The Rookie of the Year race is all but decided in the American League, with Julio Rodriguez leading by a substantial margin, but the National League award isn’t as straightforward. It’s a two-man race in the NL, and both youngsters play for the Braves — Spencer Strider and Michael Harris. The former has a slight edge in terms of odds, but it’s razor-thin.
- Spencer Strider -160
- Michael Harris +190
- Oneil Cruz +1500
- Seiya Suzuki +2000
- Chris Morel +2000
- Brendan Donovan +5000
- Alek Thomas +6600
- Luis Gonzalez +6600
- Nolan Gorman +6600
- Jack Suwinski +10000
We’ll start with the reigning NL Rookie of the Month.
During July, Atlanta’s Huckleberry posted a 2.70 ERA with 41 strikeouts over 26.2 innings pitched. And his 2.14 FIP even suggests he’s been a bit unlucky. Strider also only allowed a minuscule .158 average against opposing batters. The rookie has established himself as the team’s second ace behind Max Fried and might even challenge him for the best starter in the rotation sooner rather than later.
To begin the year, Strider dominated out of the bullpen. He boasted a 2.22 ERA and ridiculous 1.45 FIP. Over that same stretch, Strider only allowed batters to hit for a .167 average, striking out 37 of them. Then, he switched roles, but it’s just been more of the same from the hard-throwing righty.
In 13 starts, Strider boasts a 3.77 ERA, but his 2.17 FIP suggests he’s been extremely unlucky. An uncharacteristically terrible outing against the Mets absolutely nuked his ERA, in which Strider only made it through 2.2 innings while surrendering four earned runs. Excluding that wart of a start, Strider’s 3.02 ERA is much more impressive.
Among rookies, Strider leads all pitchers in the MLB in fWAR (3.1) with John Schreiber trailing far behind (1.3 fWAR). He’s also posted an unbelievable 13.85 K/9 over 89.2 innings pitched. He’s by far the best rookie pitcher and might even be in the conversation with some of the top starters in baseball.

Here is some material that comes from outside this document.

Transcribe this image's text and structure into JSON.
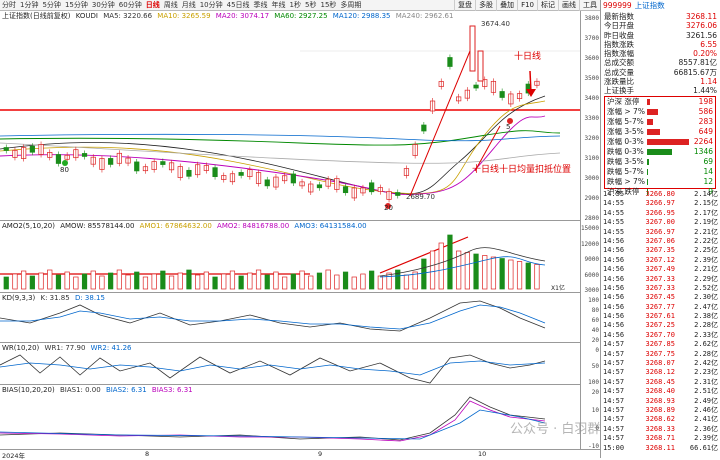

Michael Harris is having an equally impressive debut for the Braves. He leads all NL rookie position players in fWAR (2.5) while slashing .289/.328/.496 with an .824 OPS, 11 home runs, 37 RBIs, and 13 stolen bags. He’s been outstanding at the plate, but he’s been even better defensively, reminding many Braves fans of Andruw Jones in centerfield. The rookie surely has several Gold Gloves in his future, accumulating a 3.5 defensive fWAR in just 66 games.
Both players will be instrumental in the Braves’ quest for another World Series.